Prompt -> Work through the entries that follow and state how many lines contain the word "Application". Only the number is wanted.

(Data records)
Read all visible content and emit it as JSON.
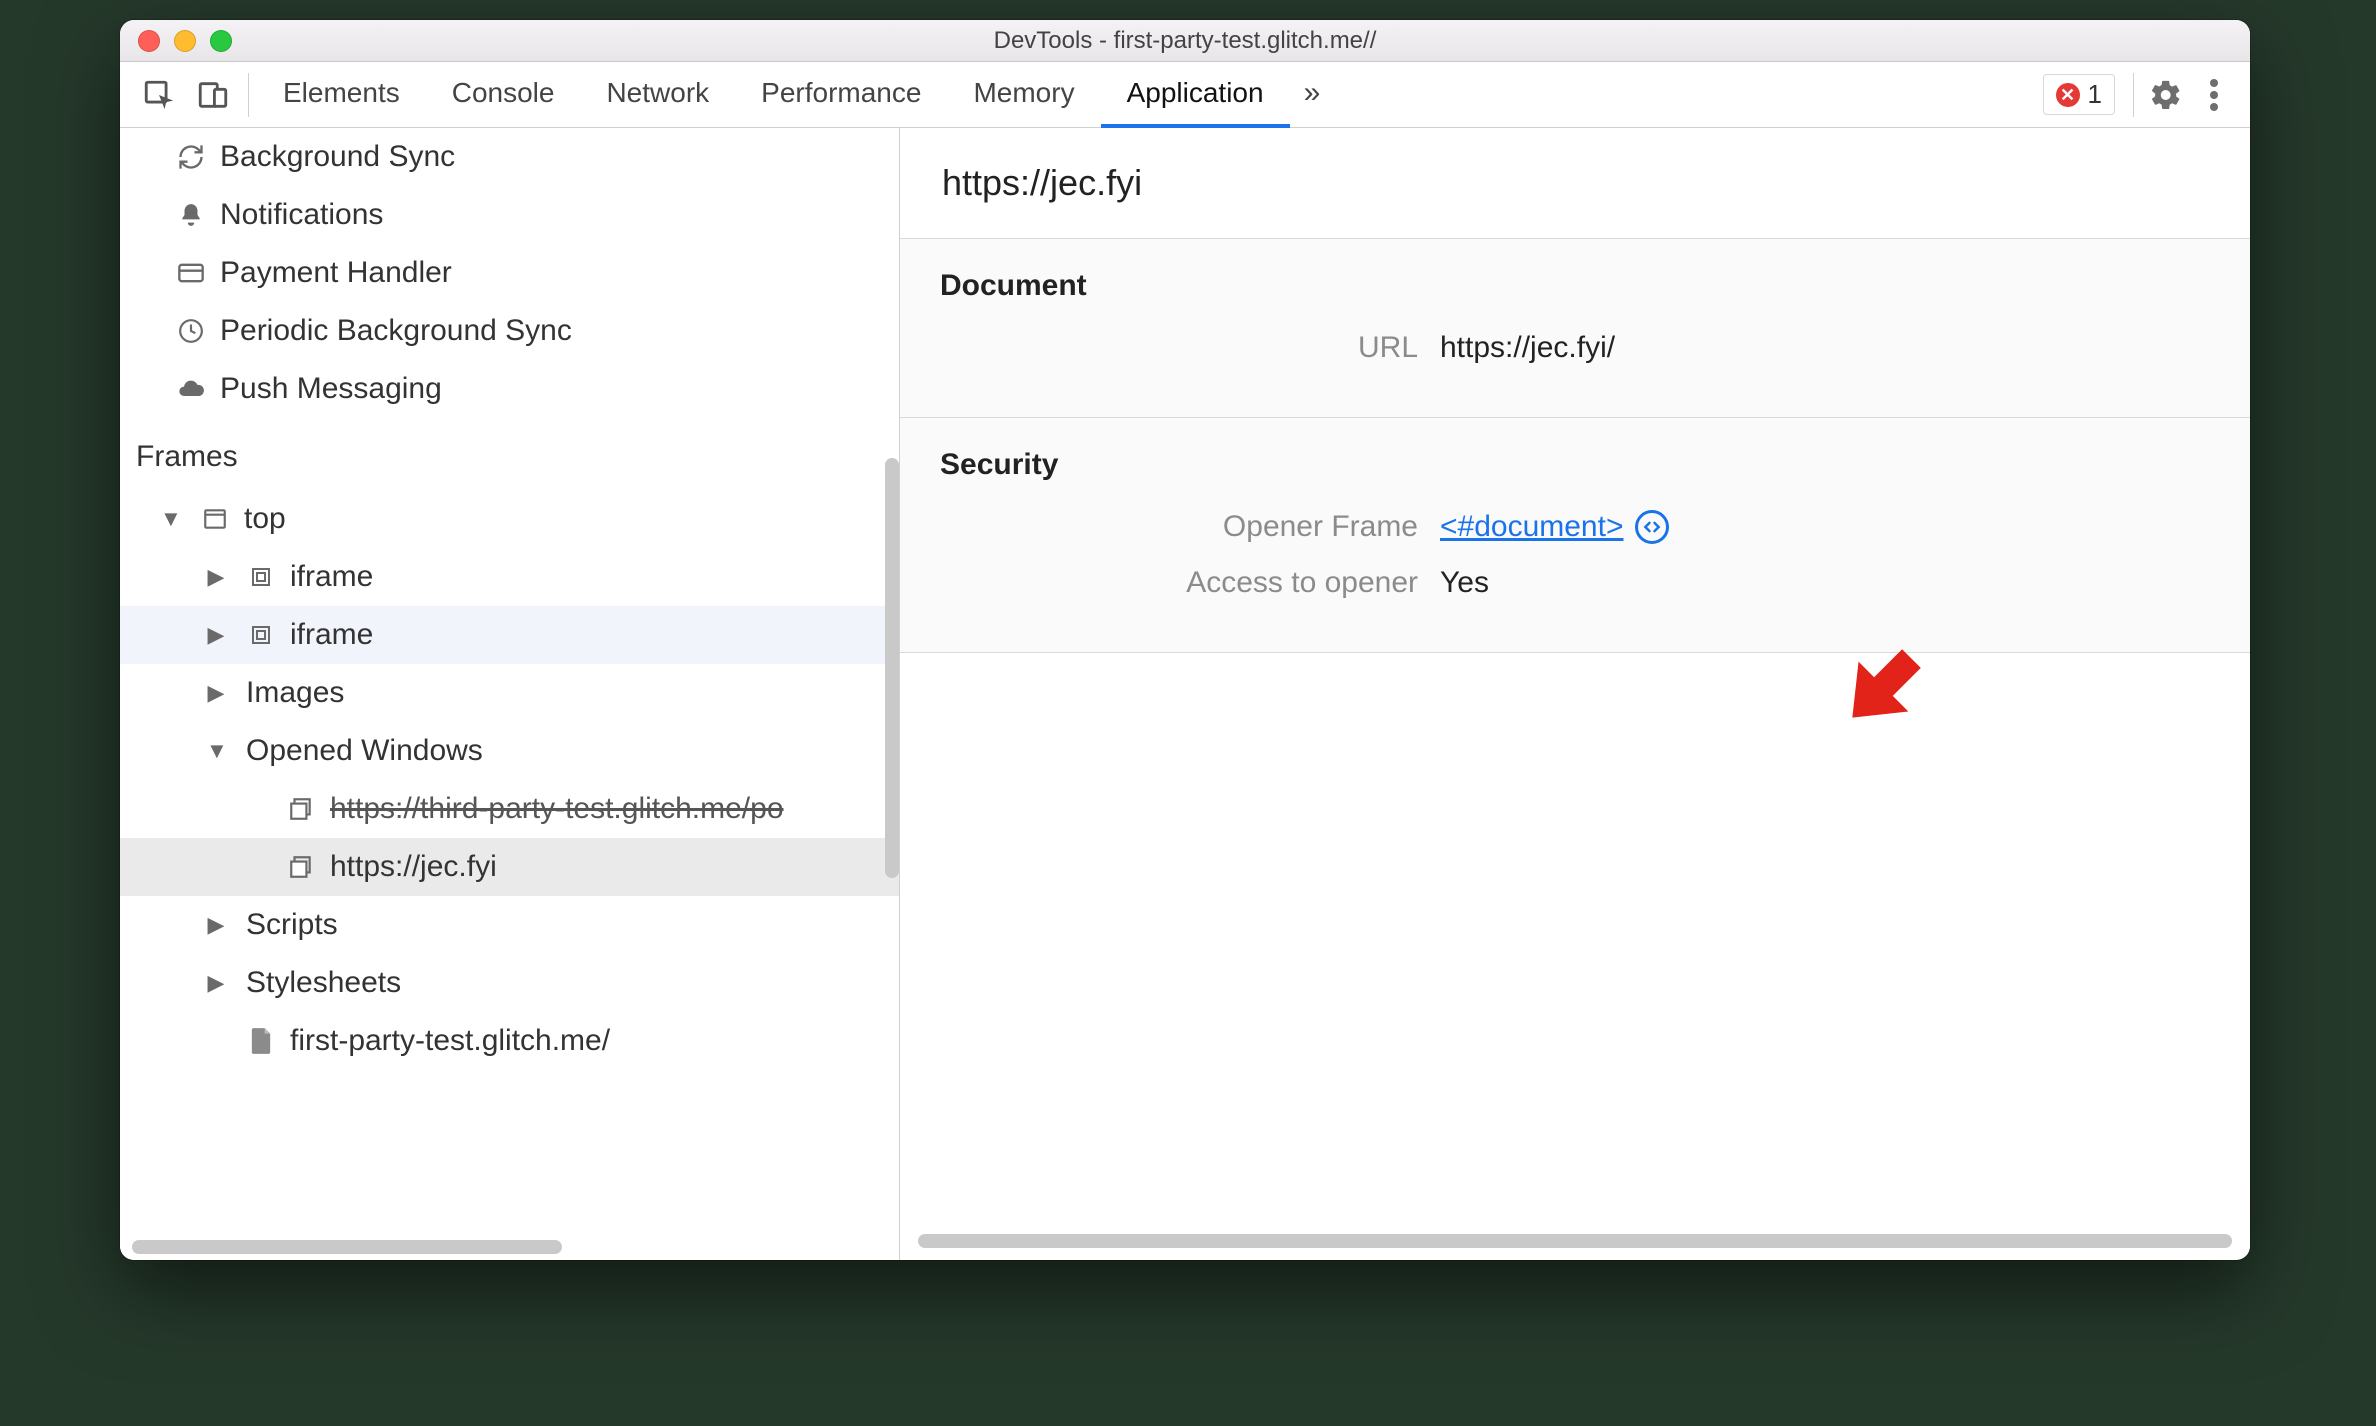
{
  "window": {
    "title": "DevTools - first-party-test.glitch.me//"
  },
  "toolbar": {
    "tabs": [
      "Elements",
      "Console",
      "Network",
      "Performance",
      "Memory",
      "Application"
    ],
    "active_tab": "Application",
    "overflow": "»",
    "error_count": "1"
  },
  "sidebar": {
    "bg_items": [
      {
        "label": "Background Sync",
        "icon": "sync"
      },
      {
        "label": "Notifications",
        "icon": "bell"
      },
      {
        "label": "Payment Handler",
        "icon": "card"
      },
      {
        "label": "Periodic Background Sync",
        "icon": "clock"
      },
      {
        "label": "Push Messaging",
        "icon": "cloud"
      }
    ],
    "section_frames": "Frames",
    "tree": {
      "top": "top",
      "iframe1": "iframe",
      "iframe2": "iframe",
      "images": "Images",
      "opened_windows": "Opened Windows",
      "ow1": "https://third-party-test.glitch.me/po",
      "ow2": "https://jec.fyi",
      "scripts": "Scripts",
      "stylesheets": "Stylesheets",
      "doc": "first-party-test.glitch.me/"
    }
  },
  "main": {
    "title": "https://jec.fyi",
    "section_document": "Document",
    "url_label": "URL",
    "url_value": "https://jec.fyi/",
    "section_security": "Security",
    "opener_frame_label": "Opener Frame",
    "opener_frame_value": "<#document>",
    "access_label": "Access to opener",
    "access_value": "Yes"
  }
}
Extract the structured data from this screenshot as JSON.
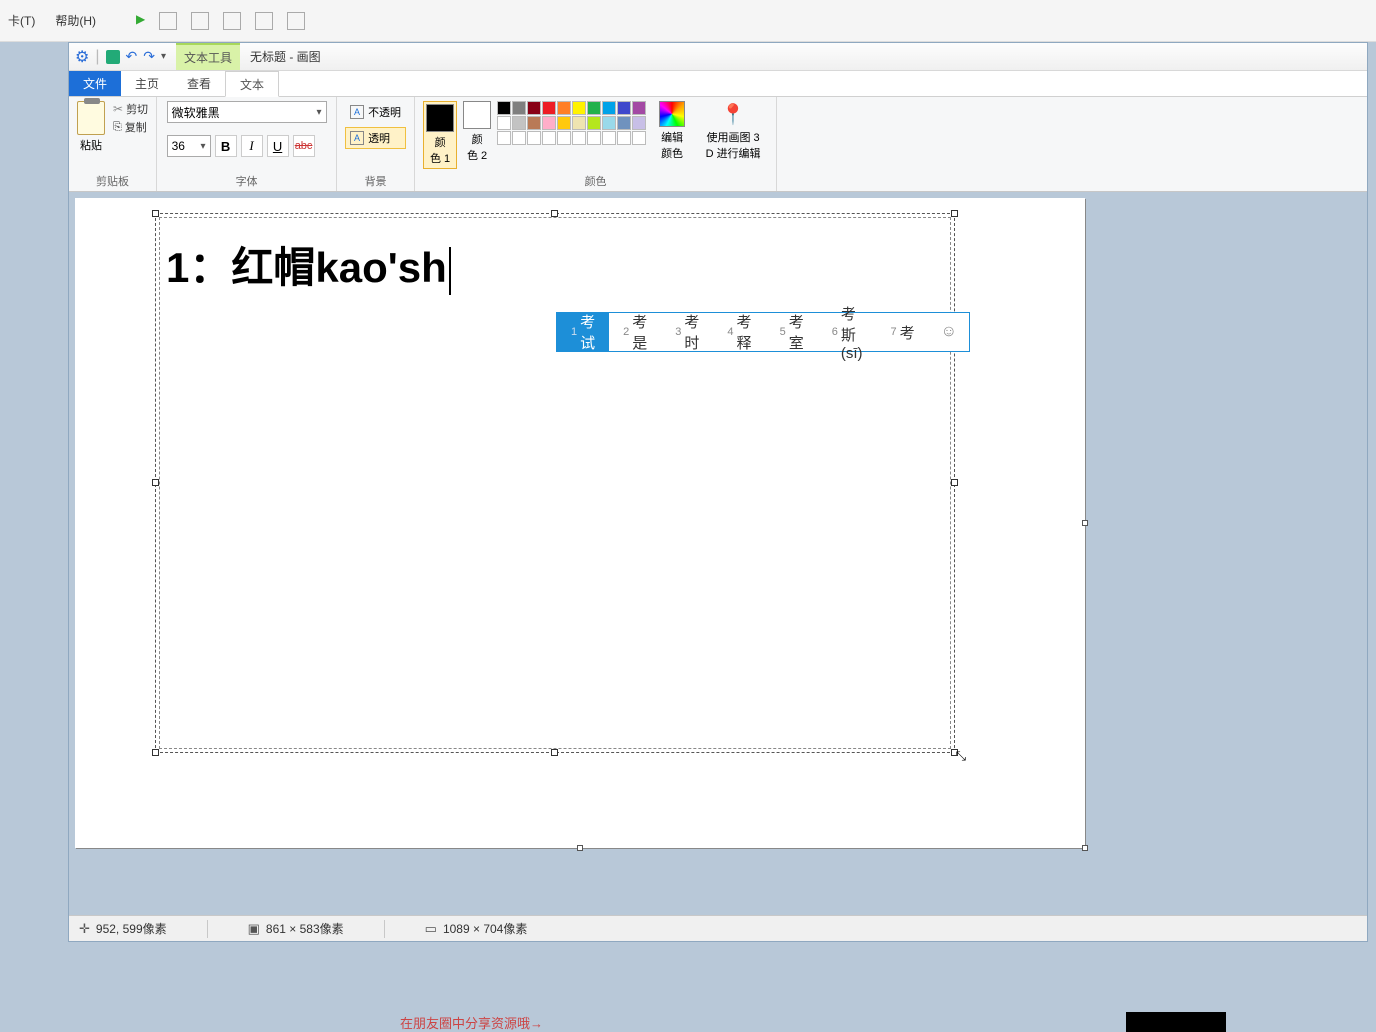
{
  "bg_menu": {
    "item1": "卡(T)",
    "item2": "帮助(H)"
  },
  "titlebar": {
    "text_tool_label": "文本工具",
    "doc_title": "无标题 - 画图"
  },
  "tabs": {
    "file": "文件",
    "home": "主页",
    "view": "查看",
    "text": "文本"
  },
  "clipboard": {
    "paste": "粘贴",
    "cut": "剪切",
    "copy": "复制",
    "group": "剪贴板"
  },
  "font": {
    "name": "微软雅黑",
    "size": "36",
    "bold": "B",
    "italic": "I",
    "underline": "U",
    "strike": "abc",
    "group": "字体"
  },
  "background": {
    "opaque": "不透明",
    "transparent": "透明",
    "group": "背景"
  },
  "colors": {
    "color1": "颜\n色 1",
    "color2": "颜\n色 2",
    "edit": "编辑\n颜色",
    "group": "颜色",
    "row1": [
      "#000000",
      "#7f7f7f",
      "#880015",
      "#ed1c24",
      "#ff7f27",
      "#fff200",
      "#22b14c",
      "#00a2e8",
      "#3f48cc",
      "#a349a4"
    ],
    "row2": [
      "#ffffff",
      "#c3c3c3",
      "#b97a57",
      "#ffaec9",
      "#ffc90e",
      "#efe4b0",
      "#b5e61d",
      "#99d9ea",
      "#7092be",
      "#c8bfe7"
    ],
    "row3": [
      "#ffffff",
      "#ffffff",
      "#ffffff",
      "#ffffff",
      "#ffffff",
      "#ffffff",
      "#ffffff",
      "#ffffff",
      "#ffffff",
      "#ffffff"
    ],
    "c1_swatch": "#000000",
    "c2_swatch": "#ffffff"
  },
  "paint3d": {
    "label": "使用画图 3\nD 进行编辑"
  },
  "canvas": {
    "typed_text": "1：红帽kao'sh"
  },
  "ime": {
    "candidates": [
      {
        "n": "1",
        "t": "考试"
      },
      {
        "n": "2",
        "t": "考是"
      },
      {
        "n": "3",
        "t": "考时"
      },
      {
        "n": "4",
        "t": "考释"
      },
      {
        "n": "5",
        "t": "考室"
      },
      {
        "n": "6",
        "t": "考斯(sī)"
      },
      {
        "n": "7",
        "t": "考"
      }
    ],
    "emoji": "☺"
  },
  "status": {
    "pos": "952, 599像素",
    "sel": "861 × 583像素",
    "size": "1089 × 704像素"
  },
  "bottom_hint": "在朋友圈中分享资源哦→"
}
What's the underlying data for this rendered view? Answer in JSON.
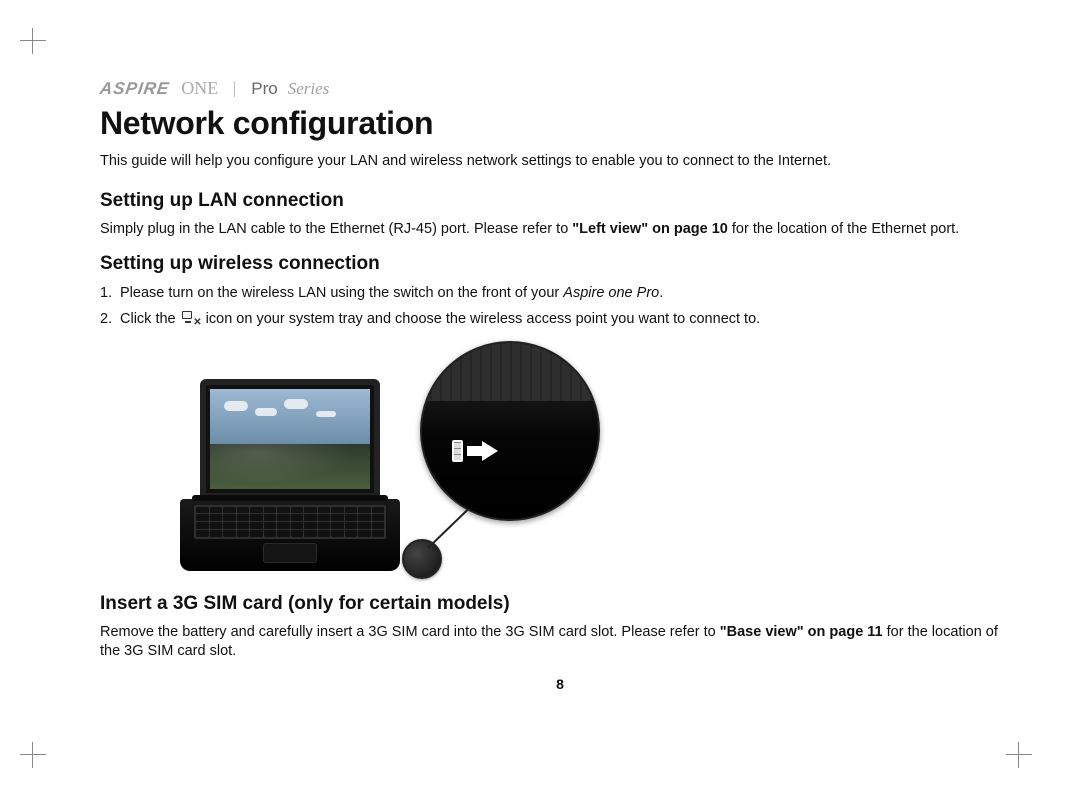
{
  "brand": {
    "aspire": "ASPIRE",
    "one": "ONE",
    "pro": "Pro",
    "series": "Series"
  },
  "title": "Network configuration",
  "intro": "This guide will help you configure your LAN and wireless network settings to enable you to connect to the Internet.",
  "section_lan": {
    "heading": "Setting up LAN connection",
    "text_before_ref": "Simply plug in the LAN cable to the Ethernet (RJ-45) port. Please refer to ",
    "ref": "\"Left view\" on page 10",
    "text_after_ref": " for the location of the Ethernet port."
  },
  "section_wireless": {
    "heading": "Setting up wireless connection",
    "step1_before_italic": "Please turn on the wireless LAN using the switch on the front of your ",
    "step1_italic": "Aspire one Pro",
    "step1_after_italic": ".",
    "step2_before_icon": "Click the ",
    "step2_after_icon": " icon on your system tray and choose the wireless access point you want to connect to."
  },
  "section_sim": {
    "heading": "Insert a 3G SIM card (only for certain models)",
    "text_before_ref": "Remove the battery and carefully insert a 3G SIM card into the 3G SIM card slot. Please refer to ",
    "ref": "\"Base view\" on page 11",
    "text_after_ref": " for the location of the 3G SIM card slot."
  },
  "page_number": "8",
  "figure": {
    "alt": "Netbook with magnified inset of the wireless switch on the front edge, arrow indicating slide direction"
  }
}
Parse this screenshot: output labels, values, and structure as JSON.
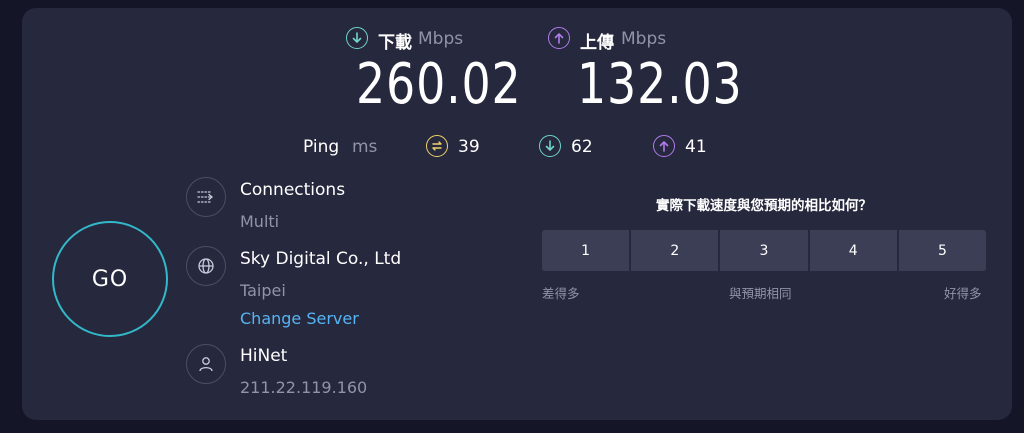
{
  "download": {
    "title": "下載",
    "unit": "Mbps",
    "value": "260.02",
    "icon": "arrow-down-circle-icon",
    "color": "#6fd6c9"
  },
  "upload": {
    "title": "上傳",
    "unit": "Mbps",
    "value": "132.03",
    "icon": "arrow-up-circle-icon",
    "color": "#b07bea"
  },
  "ping": {
    "label": "Ping",
    "unit": "ms",
    "idle": "39",
    "download": "62",
    "upload": "41",
    "idle_color": "#efd26b"
  },
  "go": {
    "label": "GO"
  },
  "connections": {
    "title": "Connections",
    "value": "Multi"
  },
  "server": {
    "name": "Sky Digital Co., Ltd",
    "location": "Taipei",
    "change_label": "Change Server"
  },
  "isp": {
    "name": "HiNet",
    "ip": "211.22.119.160"
  },
  "survey": {
    "question": "實際下載速度與您預期的相比如何？",
    "options": [
      "1",
      "2",
      "3",
      "4",
      "5"
    ],
    "low_label": "差得多",
    "mid_label": "與預期相同",
    "high_label": "好得多"
  }
}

Answer to this task -> 2